#### Input data

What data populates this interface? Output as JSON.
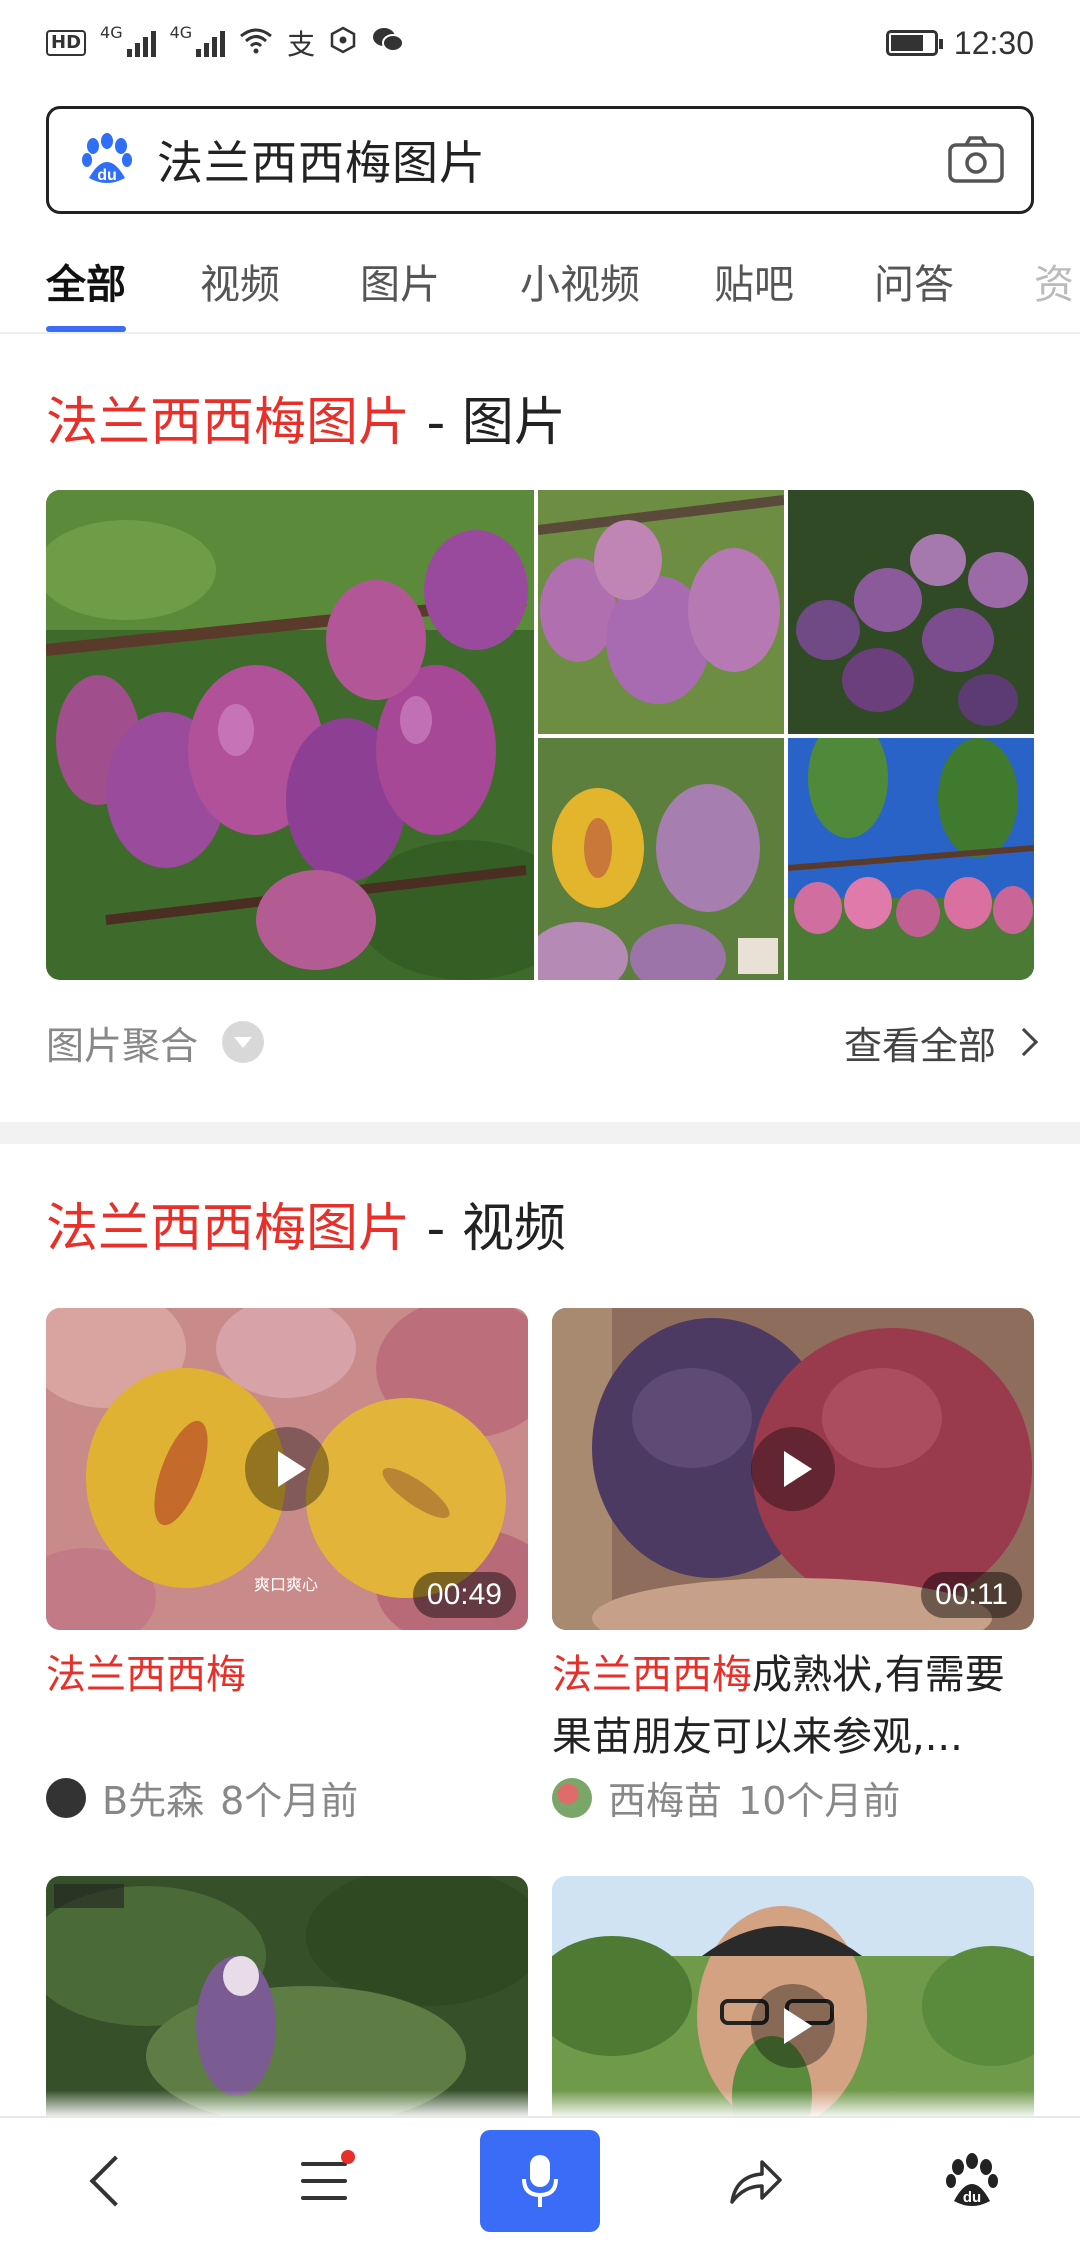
{
  "status_bar": {
    "badge": "HD",
    "network_1": "4G",
    "network_2": "4G",
    "time": "12:30",
    "icons": [
      "hd-icon",
      "signal-icon",
      "wifi-icon",
      "alipay-icon",
      "location-icon",
      "wechat-icon",
      "battery-icon"
    ]
  },
  "search": {
    "query": "法兰西西梅图片",
    "logo_text": "du"
  },
  "tabs": [
    {
      "label": "全部",
      "active": true
    },
    {
      "label": "视频",
      "active": false
    },
    {
      "label": "图片",
      "active": false
    },
    {
      "label": "小视频",
      "active": false
    },
    {
      "label": "贴吧",
      "active": false
    },
    {
      "label": "问答",
      "active": false
    },
    {
      "label": "资",
      "active": false
    }
  ],
  "image_section": {
    "title_highlight": "法兰西西梅图片",
    "title_rest": " - 图片",
    "footer_left": "图片聚合",
    "footer_right": "查看全部"
  },
  "video_section": {
    "title_highlight": "法兰西西梅图片",
    "title_rest": " - 视频",
    "videos": [
      {
        "title_highlight": "法兰西西梅",
        "title_rest": "",
        "duration": "00:49",
        "author": "B先森",
        "time": "8个月前",
        "overlay_text": "爽口爽心"
      },
      {
        "title_highlight": "法兰西西梅",
        "title_rest": "成熟状,有需要果苗朋友可以来参观,...",
        "duration": "00:11",
        "author": "西梅苗",
        "time": "10个月前"
      }
    ]
  },
  "colors": {
    "highlight": "#e8302a",
    "accent": "#3b6cf7"
  }
}
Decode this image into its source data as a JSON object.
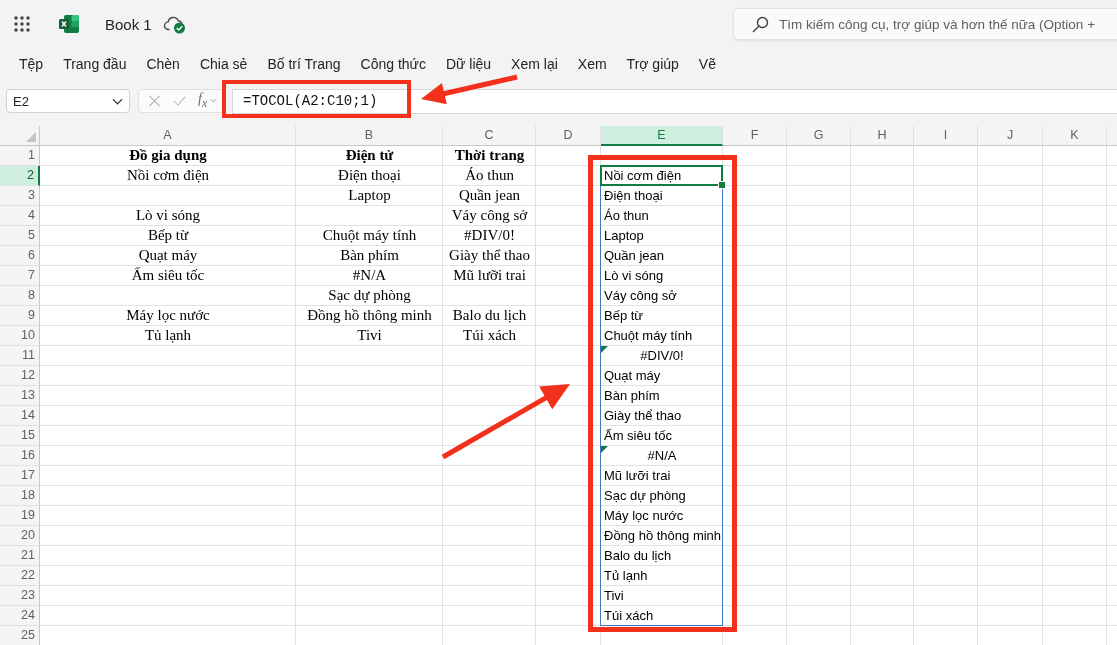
{
  "app_bar": {
    "title": "Book 1"
  },
  "search": {
    "placeholder": "Tìm kiếm công cụ, trợ giúp và hơn thế nữa (Option +"
  },
  "menu": [
    "Tệp",
    "Trang đầu",
    "Chèn",
    "Chia sẻ",
    "Bố trí Trang",
    "Công thức",
    "Dữ liệu",
    "Xem lại",
    "Xem",
    "Trợ giúp",
    "Vẽ"
  ],
  "formula_bar": {
    "cell_reference": "E2",
    "function_button": "f$_{x}$",
    "formula": "=TOCOL(A2:C10;1)",
    "highlighted": true
  },
  "sheet": {
    "columns": [
      {
        "label": "A",
        "selected": false,
        "highlighted": false
      },
      {
        "label": "B",
        "selected": false,
        "highlighted": false
      },
      {
        "label": "C",
        "selected": false,
        "highlighted": false
      },
      {
        "label": "D",
        "selected": false,
        "highlighted": false
      },
      {
        "label": "E",
        "selected": true,
        "highlighted": true
      },
      {
        "label": "F",
        "selected": false,
        "highlighted": false
      },
      {
        "label": "G",
        "selected": false,
        "highlighted": false
      },
      {
        "label": "H",
        "selected": false,
        "highlighted": false
      },
      {
        "label": "I",
        "selected": false,
        "highlighted": false
      },
      {
        "label": "J",
        "selected": false,
        "highlighted": false
      },
      {
        "label": "K",
        "selected": false,
        "highlighted": false
      }
    ],
    "rows": [
      {
        "number": "1",
        "selected": false,
        "cells": {
          "a": {
            "text": "Đồ gia dụng",
            "kind": "heading",
            "selected": false
          },
          "b": {
            "text": "Điện tử",
            "kind": "heading",
            "selected": false
          },
          "c": {
            "text": "Thời trang",
            "kind": "heading",
            "selected": false
          }
        }
      },
      {
        "number": "2",
        "selected": true,
        "cells": {
          "a": {
            "text": "Nồi cơm điện",
            "kind": "value",
            "selected": false
          },
          "b": {
            "text": "Điện thoại",
            "kind": "value",
            "selected": false
          },
          "c": {
            "text": "Áo thun",
            "kind": "value",
            "selected": false
          },
          "e": {
            "text": "Nồi cơm điện",
            "kind": "spill",
            "selected": true
          }
        }
      },
      {
        "number": "3",
        "selected": false,
        "cells": {
          "b": {
            "text": "Laptop",
            "kind": "value",
            "selected": false
          },
          "c": {
            "text": "Quần jean",
            "kind": "value",
            "selected": false
          },
          "e": {
            "text": "Điện thoại",
            "kind": "spill",
            "selected": false
          }
        }
      },
      {
        "number": "4",
        "selected": false,
        "cells": {
          "a": {
            "text": "Lò vi sóng",
            "kind": "value",
            "selected": false
          },
          "c": {
            "text": "Váy công sở",
            "kind": "value",
            "selected": false
          },
          "e": {
            "text": "Áo thun",
            "kind": "spill",
            "selected": false
          }
        }
      },
      {
        "number": "5",
        "selected": false,
        "cells": {
          "a": {
            "text": "Bếp từ",
            "kind": "value",
            "selected": false
          },
          "b": {
            "text": "Chuột máy tính",
            "kind": "value",
            "selected": false
          },
          "c": {
            "text": "#DIV/0!",
            "kind": "value",
            "selected": false
          },
          "e": {
            "text": "Laptop",
            "kind": "spill",
            "selected": false
          }
        }
      },
      {
        "number": "6",
        "selected": false,
        "cells": {
          "a": {
            "text": "Quạt máy",
            "kind": "value",
            "selected": false
          },
          "b": {
            "text": "Bàn phím",
            "kind": "value",
            "selected": false
          },
          "c": {
            "text": "Giày thể thao",
            "kind": "value",
            "selected": false
          },
          "e": {
            "text": "Quần jean",
            "kind": "spill",
            "selected": false
          }
        }
      },
      {
        "number": "7",
        "selected": false,
        "cells": {
          "a": {
            "text": "Ấm siêu tốc",
            "kind": "value",
            "selected": false
          },
          "b": {
            "text": "#N/A",
            "kind": "value",
            "selected": false
          },
          "c": {
            "text": "Mũ lưỡi trai",
            "kind": "value",
            "selected": false
          },
          "e": {
            "text": "Lò vi sóng",
            "kind": "spill",
            "selected": false
          }
        }
      },
      {
        "number": "8",
        "selected": false,
        "cells": {
          "b": {
            "text": "Sạc dự phòng",
            "kind": "value",
            "selected": false
          },
          "e": {
            "text": "Váy công sở",
            "kind": "spill",
            "selected": false
          }
        }
      },
      {
        "number": "9",
        "selected": false,
        "cells": {
          "a": {
            "text": "Máy lọc nước",
            "kind": "value",
            "selected": false
          },
          "b": {
            "text": "Đồng hồ thông minh",
            "kind": "value",
            "selected": false
          },
          "c": {
            "text": "Balo du lịch",
            "kind": "value",
            "selected": false
          },
          "e": {
            "text": "Bếp từ",
            "kind": "spill",
            "selected": false
          }
        }
      },
      {
        "number": "10",
        "selected": false,
        "cells": {
          "a": {
            "text": "Tủ lạnh",
            "kind": "value",
            "selected": false
          },
          "b": {
            "text": "Tivi",
            "kind": "value",
            "selected": false
          },
          "c": {
            "text": "Túi xách",
            "kind": "value",
            "selected": false
          },
          "e": {
            "text": "Chuột máy tính",
            "kind": "spill",
            "selected": false
          }
        }
      },
      {
        "number": "11",
        "selected": false,
        "cells": {
          "e": {
            "text": "#DIV/0!",
            "kind": "spill_error",
            "selected": false
          }
        }
      },
      {
        "number": "12",
        "selected": false,
        "cells": {
          "e": {
            "text": "Quạt máy",
            "kind": "spill",
            "selected": false
          }
        }
      },
      {
        "number": "13",
        "selected": false,
        "cells": {
          "e": {
            "text": "Bàn phím",
            "kind": "spill",
            "selected": false
          }
        }
      },
      {
        "number": "14",
        "selected": false,
        "cells": {
          "e": {
            "text": "Giày thể thao",
            "kind": "spill",
            "selected": false
          }
        }
      },
      {
        "number": "15",
        "selected": false,
        "cells": {
          "e": {
            "text": "Ấm siêu tốc",
            "kind": "spill",
            "selected": false
          }
        }
      },
      {
        "number": "16",
        "selected": false,
        "cells": {
          "e": {
            "text": "#N/A",
            "kind": "spill_error",
            "selected": false
          }
        }
      },
      {
        "number": "17",
        "selected": false,
        "cells": {
          "e": {
            "text": "Mũ lưỡi trai",
            "kind": "spill",
            "selected": false
          }
        }
      },
      {
        "number": "18",
        "selected": false,
        "cells": {
          "e": {
            "text": "Sạc dự phòng",
            "kind": "spill",
            "selected": false
          }
        }
      },
      {
        "number": "19",
        "selected": false,
        "cells": {
          "e": {
            "text": "Máy lọc nước",
            "kind": "spill",
            "selected": false
          }
        }
      },
      {
        "number": "20",
        "selected": false,
        "cells": {
          "e": {
            "text": "Đồng hồ thông minh",
            "kind": "spill",
            "selected": false
          }
        }
      },
      {
        "number": "21",
        "selected": false,
        "cells": {
          "e": {
            "text": "Balo du lịch",
            "kind": "spill",
            "selected": false
          }
        }
      },
      {
        "number": "22",
        "selected": false,
        "cells": {
          "e": {
            "text": "Tủ lạnh",
            "kind": "spill",
            "selected": false
          }
        }
      },
      {
        "number": "23",
        "selected": false,
        "cells": {
          "e": {
            "text": "Tivi",
            "kind": "spill",
            "selected": false
          }
        }
      },
      {
        "number": "24",
        "selected": false,
        "cells": {
          "e": {
            "text": "Túi xách",
            "kind": "spill",
            "selected": false
          }
        }
      },
      {
        "number": "25",
        "selected": false
      }
    ]
  }
}
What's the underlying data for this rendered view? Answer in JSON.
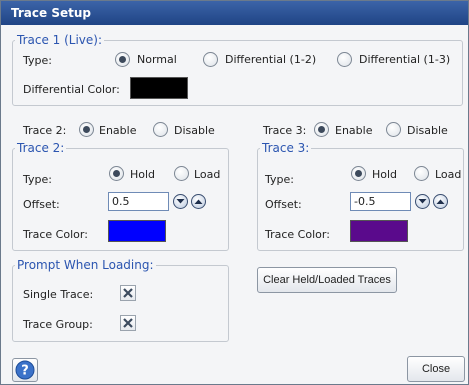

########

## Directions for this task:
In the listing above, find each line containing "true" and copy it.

## Task answer:
      "active": true
    "highlighted": true
        "selected": true,
        "highlighted": true
        "selected": true,
            "selected": true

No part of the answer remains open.